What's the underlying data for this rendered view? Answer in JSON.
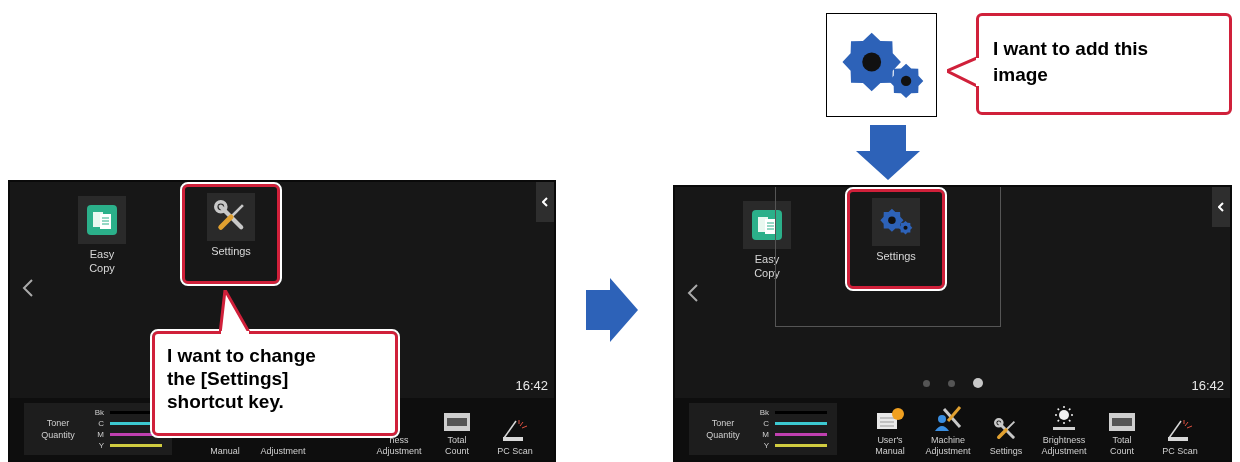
{
  "left_screen": {
    "shortcuts": [
      {
        "kind": "easy_copy",
        "label": "Easy\nCopy",
        "highlighted": false
      },
      {
        "kind": "tools",
        "label": "Settings",
        "highlighted": true
      }
    ],
    "time": "16:42",
    "toner": {
      "label": "Toner\nQuantity",
      "colors": [
        {
          "label": "Bk",
          "color": "#000000"
        },
        {
          "label": "C",
          "color": "#3cc8d0"
        },
        {
          "label": "M",
          "color": "#c040b0"
        },
        {
          "label": "Y",
          "color": "#d0cc40"
        }
      ]
    },
    "bottom_items": [
      {
        "kind": "covered",
        "label": "Manual"
      },
      {
        "kind": "covered",
        "label": "Adjustment"
      },
      {
        "kind": "hidden"
      },
      {
        "kind": "covered",
        "label": "ness\nAdjustment"
      },
      {
        "kind": "counter",
        "label": "Total\nCount"
      },
      {
        "kind": "scanner",
        "label": "PC Scan"
      }
    ],
    "callout": "I want to change the [Settings] shortcut key."
  },
  "new_image": {
    "kind": "gears",
    "callout": "I want to add this image"
  },
  "right_screen": {
    "shortcuts": [
      {
        "kind": "easy_copy",
        "label": "Easy\nCopy",
        "highlighted": false
      },
      {
        "kind": "gears",
        "label": "Settings",
        "highlighted": true
      }
    ],
    "page_dots": [
      {
        "selected": false
      },
      {
        "selected": false
      },
      {
        "selected": true
      }
    ],
    "time": "16:42",
    "toner": {
      "label": "Toner\nQuantity",
      "colors": [
        {
          "label": "Bk",
          "color": "#000000"
        },
        {
          "label": "C",
          "color": "#3cc8d0"
        },
        {
          "label": "M",
          "color": "#c040b0"
        },
        {
          "label": "Y",
          "color": "#d0cc40"
        }
      ]
    },
    "bottom_items": [
      {
        "kind": "manual",
        "label": "User's\nManual"
      },
      {
        "kind": "machine",
        "label": "Machine\nAdjustment"
      },
      {
        "kind": "tools",
        "label": "Settings"
      },
      {
        "kind": "brightness",
        "label": "Brightness\nAdjustment"
      },
      {
        "kind": "counter",
        "label": "Total\nCount"
      },
      {
        "kind": "scanner",
        "label": "PC Scan"
      }
    ]
  }
}
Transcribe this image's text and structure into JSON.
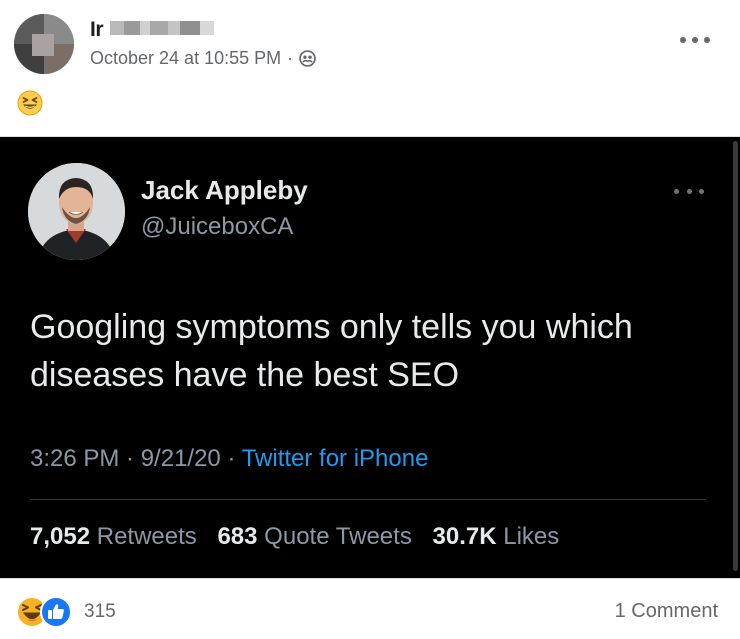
{
  "post": {
    "author_name_visible": "Ir",
    "timestamp": "October 24 at 10:55 PM",
    "separator": "·",
    "audience_icon": "friends-audience-icon",
    "more_icon": "more-options-icon",
    "text_emoji": "grinning-squinting-face-emoji"
  },
  "tweet": {
    "display_name": "Jack Appleby",
    "handle": "@JuiceboxCA",
    "text": "Googling symptoms only tells you which diseases have the best SEO",
    "time": "3:26 PM · 9/21/20 · ",
    "source": "Twitter for iPhone",
    "stats": {
      "retweets_count": "7,052",
      "retweets_label": "Retweets",
      "quotes_count": "683",
      "quotes_label": "Quote Tweets",
      "likes_count": "30.7K",
      "likes_label": "Likes"
    },
    "colors": {
      "background": "#000000",
      "text": "#e7e9ea",
      "secondary": "#8b98a5",
      "link": "#1d9bf0"
    }
  },
  "footer": {
    "reactions_count": "315",
    "reaction_icons": [
      "haha-reaction-icon",
      "like-reaction-icon"
    ],
    "comments_label": "1 Comment"
  },
  "colors": {
    "facebook_secondary_text": "#65676b",
    "like_blue": "#1877f2",
    "haha_yellow": "#f7b125"
  }
}
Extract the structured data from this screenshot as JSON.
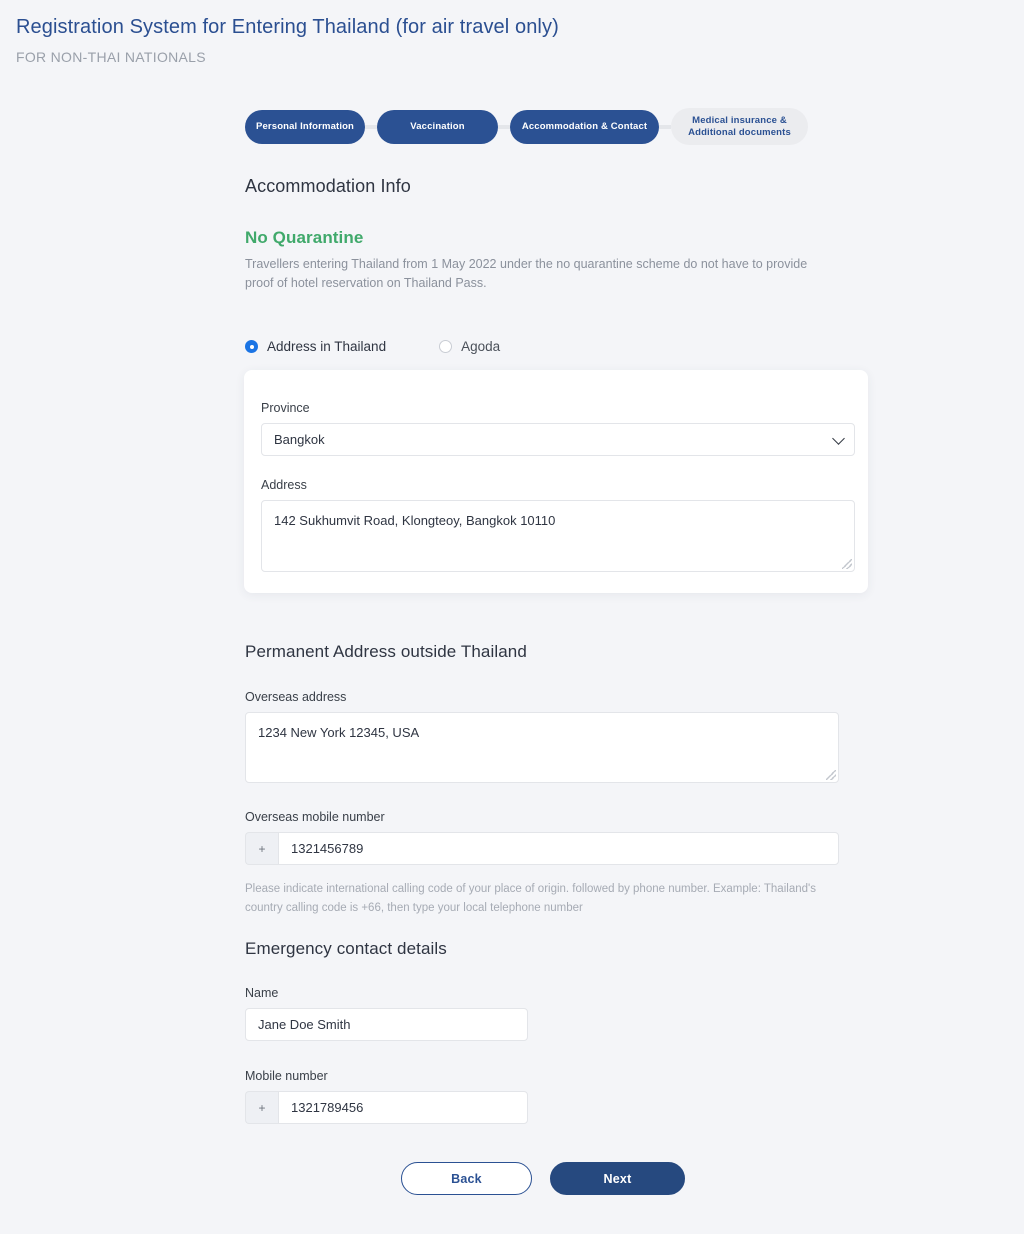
{
  "header": {
    "title": "Registration System for Entering Thailand (for air travel only)",
    "subtitle": "FOR NON-THAI NATIONALS",
    "title_color": "#2b4f91",
    "subtitle_color": "#9aa0aa"
  },
  "stepper": {
    "steps": [
      {
        "label": "Personal Information",
        "state": "done"
      },
      {
        "label": "Vaccination",
        "state": "done"
      },
      {
        "label": "Accommodation & Contact",
        "state": "active"
      },
      {
        "label": "Medical insurance & Additional documents",
        "state": "upcoming"
      }
    ],
    "active_color": "#2b5193",
    "inactive_bg": "#ebecef",
    "inactive_text": "#2b5193"
  },
  "accommodation": {
    "section_title": "Accommodation Info",
    "quarantine_title": "No Quarantine",
    "quarantine_color": "#40a96b",
    "quarantine_description": "Travellers entering Thailand from 1 May 2022 under the no quarantine scheme do not have to provide proof of hotel reservation on Thailand Pass.",
    "options": [
      {
        "label": "Address in Thailand",
        "selected": true
      },
      {
        "label": "Agoda",
        "selected": false
      }
    ],
    "selected_color": "#1b74e4",
    "province": {
      "label": "Province",
      "value": "Bangkok",
      "options": [
        "Bangkok"
      ]
    },
    "address": {
      "label": "Address",
      "value": "142 Sukhumvit Road, Klongteoy, Bangkok 10110",
      "placeholder": ""
    }
  },
  "permanent_address": {
    "heading": "Permanent Address outside Thailand",
    "overseas_address": {
      "label": "Overseas address",
      "value": "1234 New York 12345, USA",
      "placeholder": ""
    },
    "overseas_mobile": {
      "label": "Overseas mobile number",
      "prefix": "+",
      "value": "1321456789",
      "placeholder": ""
    },
    "helper_text": "Please indicate international calling code of your place of origin. followed by phone number. Example: Thailand's country calling code is +66, then type your local telephone number"
  },
  "emergency_contact": {
    "heading": "Emergency contact details",
    "name": {
      "label": "Name",
      "value": "Jane Doe Smith",
      "placeholder": ""
    },
    "mobile": {
      "label": "Mobile number",
      "prefix": "+",
      "value": "1321789456",
      "placeholder": ""
    }
  },
  "footer": {
    "back_label": "Back",
    "next_label": "Next",
    "back_color": "#2b5193",
    "next_color": "#26497f"
  }
}
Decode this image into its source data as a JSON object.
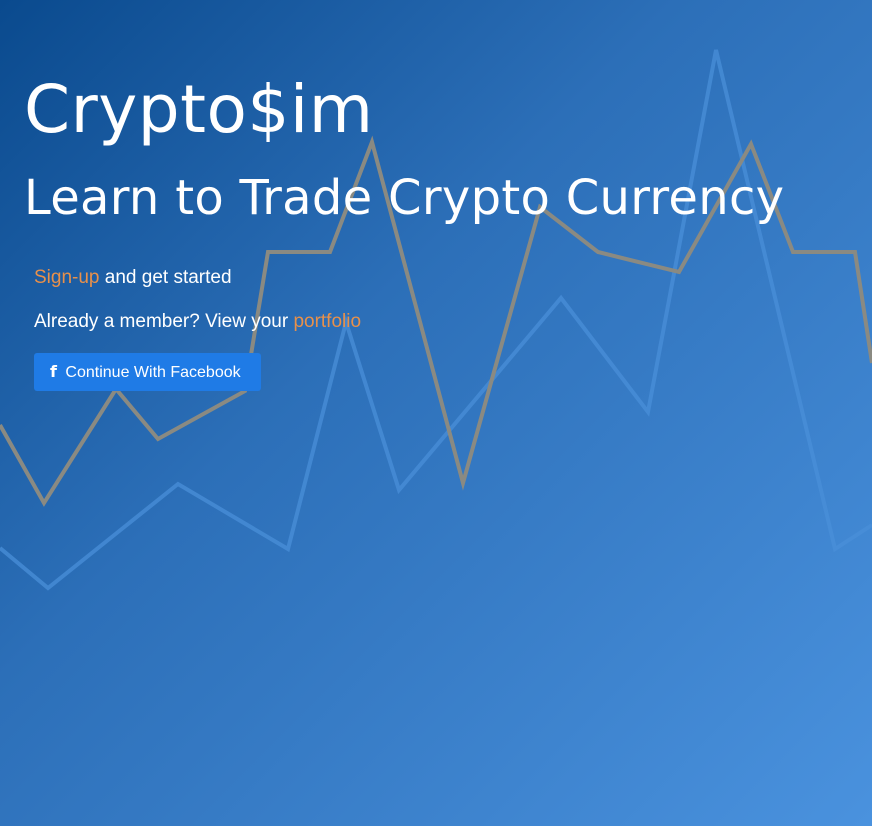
{
  "hero": {
    "brand": "Crypto$im",
    "tagline": "Learn to Trade Crypto Currency"
  },
  "signup_line": {
    "link_label": "Sign-up",
    "rest": " and get started"
  },
  "member_line": {
    "prefix": "Already a member? View your ",
    "link_label": "portfolio"
  },
  "facebook_button": {
    "icon": "facebook-icon",
    "glyph": "f",
    "label": "Continue With Facebook"
  },
  "colors": {
    "background_start": "#0a4a8e",
    "background_end": "#4a92de",
    "link": "#e8904a",
    "button": "#1f7be6",
    "chart_line_gray": "#8a8a82",
    "chart_line_blue": "#4a8fd8"
  }
}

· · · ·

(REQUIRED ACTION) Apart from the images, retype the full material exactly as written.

(WRITTEN ANSWER)
What's the underlying data for this rendered view? Answer in JSON.
{
  "left_screen": {
    "shortcuts": [
      {
        "kind": "easy_copy",
        "label": "Easy\nCopy",
        "highlighted": false
      },
      {
        "kind": "tools",
        "label": "Settings",
        "highlighted": true
      }
    ],
    "time": "16:42",
    "toner": {
      "label": "Toner\nQuantity",
      "colors": [
        {
          "label": "Bk",
          "color": "#000000"
        },
        {
          "label": "C",
          "color": "#3cc8d0"
        },
        {
          "label": "M",
          "color": "#c040b0"
        },
        {
          "label": "Y",
          "color": "#d0cc40"
        }
      ]
    },
    "bottom_items": [
      {
        "kind": "covered",
        "label": "Manual"
      },
      {
        "kind": "covered",
        "label": "Adjustment"
      },
      {
        "kind": "hidden"
      },
      {
        "kind": "covered",
        "label": "ness\nAdjustment"
      },
      {
        "kind": "counter",
        "label": "Total\nCount"
      },
      {
        "kind": "scanner",
        "label": "PC Scan"
      }
    ],
    "callout": "I want to change the [Settings] shortcut key."
  },
  "new_image": {
    "kind": "gears",
    "callout": "I want to add this image"
  },
  "right_screen": {
    "shortcuts": [
      {
        "kind": "easy_copy",
        "label": "Easy\nCopy",
        "highlighted": false
      },
      {
        "kind": "gears",
        "label": "Settings",
        "highlighted": true
      }
    ],
    "page_dots": [
      {
        "selected": false
      },
      {
        "selected": false
      },
      {
        "selected": true
      }
    ],
    "time": "16:42",
    "toner": {
      "label": "Toner\nQuantity",
      "colors": [
        {
          "label": "Bk",
          "color": "#000000"
        },
        {
          "label": "C",
          "color": "#3cc8d0"
        },
        {
          "label": "M",
          "color": "#c040b0"
        },
        {
          "label": "Y",
          "color": "#d0cc40"
        }
      ]
    },
    "bottom_items": [
      {
        "kind": "manual",
        "label": "User's\nManual"
      },
      {
        "kind": "machine",
        "label": "Machine\nAdjustment"
      },
      {
        "kind": "tools",
        "label": "Settings"
      },
      {
        "kind": "brightness",
        "label": "Brightness\nAdjustment"
      },
      {
        "kind": "counter",
        "label": "Total\nCount"
      },
      {
        "kind": "scanner",
        "label": "PC Scan"
      }
    ]
  }
}
Transcribe this image's text and structure into JSON.
{
  "post": {
    "author_name_visible": "Ir",
    "timestamp": "October 24 at 10:55 PM",
    "separator": "·",
    "audience_icon": "friends-audience-icon",
    "more_icon": "more-options-icon",
    "text_emoji": "grinning-squinting-face-emoji"
  },
  "tweet": {
    "display_name": "Jack Appleby",
    "handle": "@JuiceboxCA",
    "text": "Googling symptoms only tells you which diseases have the best SEO",
    "time": "3:26 PM · 9/21/20 · ",
    "source": "Twitter for iPhone",
    "stats": {
      "retweets_count": "7,052",
      "retweets_label": "Retweets",
      "quotes_count": "683",
      "quotes_label": "Quote Tweets",
      "likes_count": "30.7K",
      "likes_label": "Likes"
    },
    "colors": {
      "background": "#000000",
      "text": "#e7e9ea",
      "secondary": "#8b98a5",
      "link": "#1d9bf0"
    }
  },
  "footer": {
    "reactions_count": "315",
    "reaction_icons": [
      "haha-reaction-icon",
      "like-reaction-icon"
    ],
    "comments_label": "1 Comment"
  },
  "colors": {
    "facebook_secondary_text": "#65676b",
    "like_blue": "#1877f2",
    "haha_yellow": "#f7b125"
  }
}
Extract the structured data from this screenshot as JSON.
{
  "header": {
    "title": "Registration System for Entering Thailand (for air travel only)",
    "subtitle": "FOR NON-THAI NATIONALS",
    "title_color": "#2b4f91",
    "subtitle_color": "#9aa0aa"
  },
  "stepper": {
    "steps": [
      {
        "label": "Personal Information",
        "state": "done"
      },
      {
        "label": "Vaccination",
        "state": "done"
      },
      {
        "label": "Accommodation & Contact",
        "state": "active"
      },
      {
        "label": "Medical insurance & Additional documents",
        "state": "upcoming"
      }
    ],
    "active_color": "#2b5193",
    "inactive_bg": "#ebecef",
    "inactive_text": "#2b5193"
  },
  "accommodation": {
    "section_title": "Accommodation Info",
    "quarantine_title": "No Quarantine",
    "quarantine_color": "#40a96b",
    "quarantine_description": "Travellers entering Thailand from 1 May 2022 under the no quarantine scheme do not have to provide proof of hotel reservation on Thailand Pass.",
    "options": [
      {
        "label": "Address in Thailand",
        "selected": true
      },
      {
        "label": "Agoda",
        "selected": false
      }
    ],
    "selected_color": "#1b74e4",
    "province": {
      "label": "Province",
      "value": "Bangkok",
      "options": [
        "Bangkok"
      ]
    },
    "address": {
      "label": "Address",
      "value": "142 Sukhumvit Road, Klongteoy, Bangkok 10110",
      "placeholder": ""
    }
  },
  "permanent_address": {
    "heading": "Permanent Address outside Thailand",
    "overseas_address": {
      "label": "Overseas address",
      "value": "1234 New York 12345, USA",
      "placeholder": ""
    },
    "overseas_mobile": {
      "label": "Overseas mobile number",
      "prefix": "+",
      "value": "1321456789",
      "placeholder": ""
    },
    "helper_text": "Please indicate international calling code of your place of origin. followed by phone number. Example: Thailand's country calling code is +66, then type your local telephone number"
  },
  "emergency_contact": {
    "heading": "Emergency contact details",
    "name": {
      "label": "Name",
      "value": "Jane Doe Smith",
      "placeholder": ""
    },
    "mobile": {
      "label": "Mobile number",
      "prefix": "+",
      "value": "1321789456",
      "placeholder": ""
    }
  },
  "footer": {
    "back_label": "Back",
    "next_label": "Next",
    "back_color": "#2b5193",
    "next_color": "#26497f"
  }
}
Decode this image into its source data as a JSON object.
{
  "hero": {
    "brand": "Crypto$im",
    "tagline": "Learn to Trade Crypto Currency"
  },
  "signup_line": {
    "link_label": "Sign-up",
    "rest": " and get started"
  },
  "member_line": {
    "prefix": "Already a member? View your ",
    "link_label": "portfolio"
  },
  "facebook_button": {
    "icon": "facebook-icon",
    "glyph": "f",
    "label": "Continue With Facebook"
  },
  "colors": {
    "background_start": "#0a4a8e",
    "background_end": "#4a92de",
    "link": "#e8904a",
    "button": "#1f7be6",
    "chart_line_gray": "#8a8a82",
    "chart_line_blue": "#4a8fd8"
  }
}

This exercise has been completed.